He won the show's "Huge Call of the Day' several times and was established so much as a regular, he was invited to compete in what is now a Rome staple the very first "Smack Off' contest in 1995, a collection of all the show's best callers to establish "Jungle' bragging rights.

As the 11th annual "Smack Off' gets under way this morning, with regulars such as Sean the Cablinasian, Irie Craig, Terrence in Sierra Madre and Iafrate working their best takes, Stewart's other important role with the show the call screener puts him in another enviable role. He'll be assembling the lineup and letting Rome know from the other side of the glass in the studio who's ready to bring it.

On a normal show, maybe one of 15 callers makes it through Stewart's screening process. His experience as a caller puts him in the unique position to put the best or sometimes the worst of the clones on the air to either sink or swim.

"Jim takes the callers as a very serious way to contribute to the show's success,' Stewart said. "Maybe only five or six get on a show each day. I'm looking for the ones who have their takes well thought out, or the ones who'll say things that are so absurd and will lead to other callers reacting to him. Either way, it's quite an achievement just to get on the air with the hundreds who try to get in.'

The bizarre recognition Stewart now gets from the show whether it be from clones asking for his autograph at Rome's famous "Tour Stops,' to landing small roles in movies or appearing on TV's "Blind Date' to getting a spot at the World Series of Poker is the residue of his hard work and loyalty to Rome.

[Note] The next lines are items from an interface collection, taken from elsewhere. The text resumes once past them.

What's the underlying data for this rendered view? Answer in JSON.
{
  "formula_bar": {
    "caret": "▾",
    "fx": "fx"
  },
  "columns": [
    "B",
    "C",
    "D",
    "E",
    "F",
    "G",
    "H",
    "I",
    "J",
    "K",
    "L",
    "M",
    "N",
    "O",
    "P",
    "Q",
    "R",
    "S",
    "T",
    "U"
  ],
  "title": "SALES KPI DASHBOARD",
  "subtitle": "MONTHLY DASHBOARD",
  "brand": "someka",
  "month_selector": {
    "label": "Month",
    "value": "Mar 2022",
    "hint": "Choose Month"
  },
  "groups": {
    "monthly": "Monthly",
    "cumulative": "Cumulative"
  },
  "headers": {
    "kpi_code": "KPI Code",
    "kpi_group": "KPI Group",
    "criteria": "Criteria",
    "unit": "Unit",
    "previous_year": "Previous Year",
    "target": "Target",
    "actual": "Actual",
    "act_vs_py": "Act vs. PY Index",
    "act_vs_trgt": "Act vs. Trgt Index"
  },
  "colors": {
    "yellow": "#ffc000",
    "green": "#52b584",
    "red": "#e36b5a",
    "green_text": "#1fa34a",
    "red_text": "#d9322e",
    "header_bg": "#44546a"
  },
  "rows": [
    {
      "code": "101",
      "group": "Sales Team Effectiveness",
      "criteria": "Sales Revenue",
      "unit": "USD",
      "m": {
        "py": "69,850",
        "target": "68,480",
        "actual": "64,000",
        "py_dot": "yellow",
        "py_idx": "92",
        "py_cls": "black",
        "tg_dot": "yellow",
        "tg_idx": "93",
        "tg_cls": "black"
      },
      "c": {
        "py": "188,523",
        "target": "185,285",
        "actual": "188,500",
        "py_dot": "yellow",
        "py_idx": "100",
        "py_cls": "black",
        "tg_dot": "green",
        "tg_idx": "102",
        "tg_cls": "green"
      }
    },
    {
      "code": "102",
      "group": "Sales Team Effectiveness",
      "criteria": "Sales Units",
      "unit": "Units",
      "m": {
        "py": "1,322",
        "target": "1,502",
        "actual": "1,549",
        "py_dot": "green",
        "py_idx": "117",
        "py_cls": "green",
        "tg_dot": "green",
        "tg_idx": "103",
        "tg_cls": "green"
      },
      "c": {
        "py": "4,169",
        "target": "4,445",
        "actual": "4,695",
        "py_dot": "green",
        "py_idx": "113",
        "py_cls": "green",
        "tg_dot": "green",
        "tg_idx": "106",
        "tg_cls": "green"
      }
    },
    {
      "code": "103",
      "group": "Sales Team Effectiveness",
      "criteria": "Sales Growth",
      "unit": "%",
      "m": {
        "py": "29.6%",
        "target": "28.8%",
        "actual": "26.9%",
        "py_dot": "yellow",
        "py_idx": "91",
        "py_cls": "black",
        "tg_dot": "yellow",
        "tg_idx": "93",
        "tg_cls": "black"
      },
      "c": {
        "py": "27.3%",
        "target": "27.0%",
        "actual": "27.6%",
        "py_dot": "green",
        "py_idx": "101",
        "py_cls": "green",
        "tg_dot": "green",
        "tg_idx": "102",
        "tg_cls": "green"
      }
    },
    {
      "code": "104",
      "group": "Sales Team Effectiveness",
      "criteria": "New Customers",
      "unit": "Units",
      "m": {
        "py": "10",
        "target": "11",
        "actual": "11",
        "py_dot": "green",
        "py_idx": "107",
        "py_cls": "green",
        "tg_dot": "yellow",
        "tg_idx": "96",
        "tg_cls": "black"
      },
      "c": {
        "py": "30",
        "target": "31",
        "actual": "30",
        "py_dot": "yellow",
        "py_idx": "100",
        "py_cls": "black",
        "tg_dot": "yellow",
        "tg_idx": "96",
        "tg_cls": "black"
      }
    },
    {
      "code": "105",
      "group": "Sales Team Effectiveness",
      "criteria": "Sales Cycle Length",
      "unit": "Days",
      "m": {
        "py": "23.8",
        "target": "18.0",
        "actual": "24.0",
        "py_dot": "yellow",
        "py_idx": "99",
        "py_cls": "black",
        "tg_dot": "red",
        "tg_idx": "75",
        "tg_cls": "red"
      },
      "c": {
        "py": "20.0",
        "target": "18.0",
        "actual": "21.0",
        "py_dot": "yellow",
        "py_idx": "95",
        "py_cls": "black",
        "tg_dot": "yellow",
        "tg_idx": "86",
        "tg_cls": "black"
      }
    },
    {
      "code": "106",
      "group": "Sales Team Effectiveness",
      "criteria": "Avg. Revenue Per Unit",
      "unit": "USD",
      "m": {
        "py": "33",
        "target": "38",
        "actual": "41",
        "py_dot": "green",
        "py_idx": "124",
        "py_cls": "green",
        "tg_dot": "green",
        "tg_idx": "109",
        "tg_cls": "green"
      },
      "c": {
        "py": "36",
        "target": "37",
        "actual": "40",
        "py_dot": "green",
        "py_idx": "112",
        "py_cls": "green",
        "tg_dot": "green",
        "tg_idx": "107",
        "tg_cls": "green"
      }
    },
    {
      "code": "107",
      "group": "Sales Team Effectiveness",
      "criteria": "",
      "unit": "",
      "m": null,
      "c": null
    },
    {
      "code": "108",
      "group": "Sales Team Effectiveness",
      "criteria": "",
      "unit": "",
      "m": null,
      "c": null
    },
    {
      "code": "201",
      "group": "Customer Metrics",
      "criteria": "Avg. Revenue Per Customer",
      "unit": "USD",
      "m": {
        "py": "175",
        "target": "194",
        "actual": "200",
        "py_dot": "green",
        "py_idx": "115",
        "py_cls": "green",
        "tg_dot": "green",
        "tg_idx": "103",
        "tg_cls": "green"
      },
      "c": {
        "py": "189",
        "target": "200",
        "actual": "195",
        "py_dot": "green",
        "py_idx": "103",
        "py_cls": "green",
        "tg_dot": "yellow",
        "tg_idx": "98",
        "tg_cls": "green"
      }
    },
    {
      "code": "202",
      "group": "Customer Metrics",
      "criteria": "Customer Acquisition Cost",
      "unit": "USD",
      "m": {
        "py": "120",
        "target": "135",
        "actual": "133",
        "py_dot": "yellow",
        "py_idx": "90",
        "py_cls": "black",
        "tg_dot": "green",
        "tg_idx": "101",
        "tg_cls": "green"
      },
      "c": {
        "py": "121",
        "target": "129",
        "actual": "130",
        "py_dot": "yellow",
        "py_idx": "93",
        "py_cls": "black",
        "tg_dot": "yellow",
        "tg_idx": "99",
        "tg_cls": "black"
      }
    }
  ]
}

"J-Stew has a job that a lot of guys would cut off their right arm for, but it's far from easy,' Rome said. "He slugs through it, keeps his head and keeps grinding. It takes a certain amount of mental toughness and a thick skin to hammer it out every day and he does it without complaining.

"People hear us jock him for being in a movie, but they don't realize he has to make 20 calls to get that interview, or power through 20 callers before he finds one lucid enough to get on the air.'

When asked for any trade secrets about landing a cool job like this one, Stewart likens the requirements of any successful salesman or retail worker.

"You've got to be able to take rejection and be motivated by it,' Stewart said. "It's amazing to me how little my college education is applied to this. It's not so much needing to have a type-A personality, but having to be highly motivated and passionate in what you do. You have to be able to come up with information quickly. You have to be savvy.

"My path to this job was kind of unusual, but basically it was about establishing credentials and references and relationships. And now I'm at a job where I get paid to do something many listeners would want to do. Maybe they resent me for it, but I know I wake up every day not knowing what to expect on the show, and I have direct access to some of the biggest names in sports.

"I thought someday I'd want to be an on-air personality, but I've totally embraced this production side. I'll be here as long as Jim wants me. I know I can't go across the street and find anything better than this. In the field of sports broadcasting, I'm already at the top.'

Tom Hoffarth can be reached at (818) 713-3661.

The Eazy D

  • Superstud
  • -Member-
  • Posts: 369
  • Karma: +0
  • A true Weshi
Re: J-Stew Article (as referenced in Smackoff)
« Reply #1 on: May 10, 2005, 01:05:42 pm »
You sure are at the top j-stew.  At least in my eyes.  J-Stew is my hero!

war "haha you always say that"